App and web page records:
=== Begin Enclosure ===

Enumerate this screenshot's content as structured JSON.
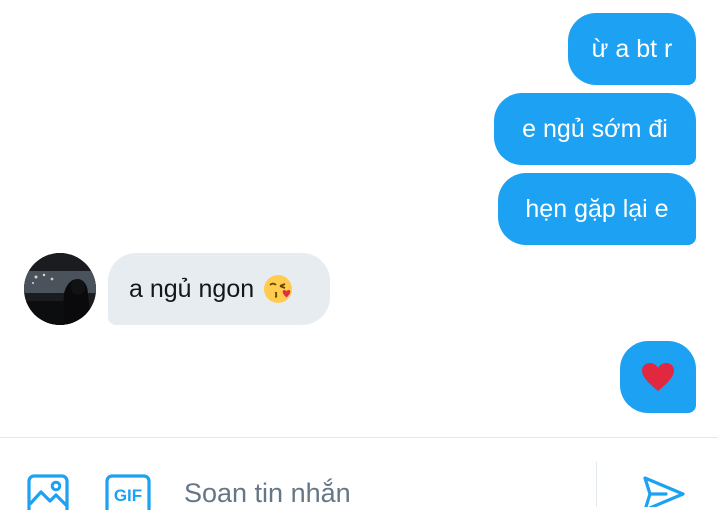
{
  "messages": [
    {
      "direction": "sent",
      "text": "ừ a bt r"
    },
    {
      "direction": "sent",
      "text": "e ngủ sớm đi"
    },
    {
      "direction": "sent",
      "text": "hẹn gặp lại e"
    },
    {
      "direction": "received",
      "text": "a ngủ ngon",
      "emoji": "face-blowing-kiss-icon"
    },
    {
      "direction": "sent",
      "emoji": "red-heart-icon"
    }
  ],
  "composer": {
    "placeholder": "Soan tin nhắn",
    "gif_label": "GIF",
    "icons": [
      "image-icon",
      "gif-icon",
      "send-icon"
    ]
  },
  "colors": {
    "sent_bubble": "#1da1f2",
    "received_bubble": "#e6ecf0",
    "accent": "#1da1f2",
    "placeholder_text": "#657786"
  }
}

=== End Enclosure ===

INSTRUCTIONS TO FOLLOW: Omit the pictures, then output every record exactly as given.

EXERCISE OUTPUT:
Enumerate this screenshot's content as structured JSON.
{
  "messages": [
    {
      "direction": "sent",
      "text": "ừ a bt r"
    },
    {
      "direction": "sent",
      "text": "e ngủ sớm đi"
    },
    {
      "direction": "sent",
      "text": "hẹn gặp lại e"
    },
    {
      "direction": "received",
      "text": "a ngủ ngon",
      "emoji": "face-blowing-kiss-icon"
    },
    {
      "direction": "sent",
      "emoji": "red-heart-icon"
    }
  ],
  "composer": {
    "placeholder": "Soan tin nhắn",
    "gif_label": "GIF",
    "icons": [
      "image-icon",
      "gif-icon",
      "send-icon"
    ]
  },
  "colors": {
    "sent_bubble": "#1da1f2",
    "received_bubble": "#e6ecf0",
    "accent": "#1da1f2",
    "placeholder_text": "#657786"
  }
}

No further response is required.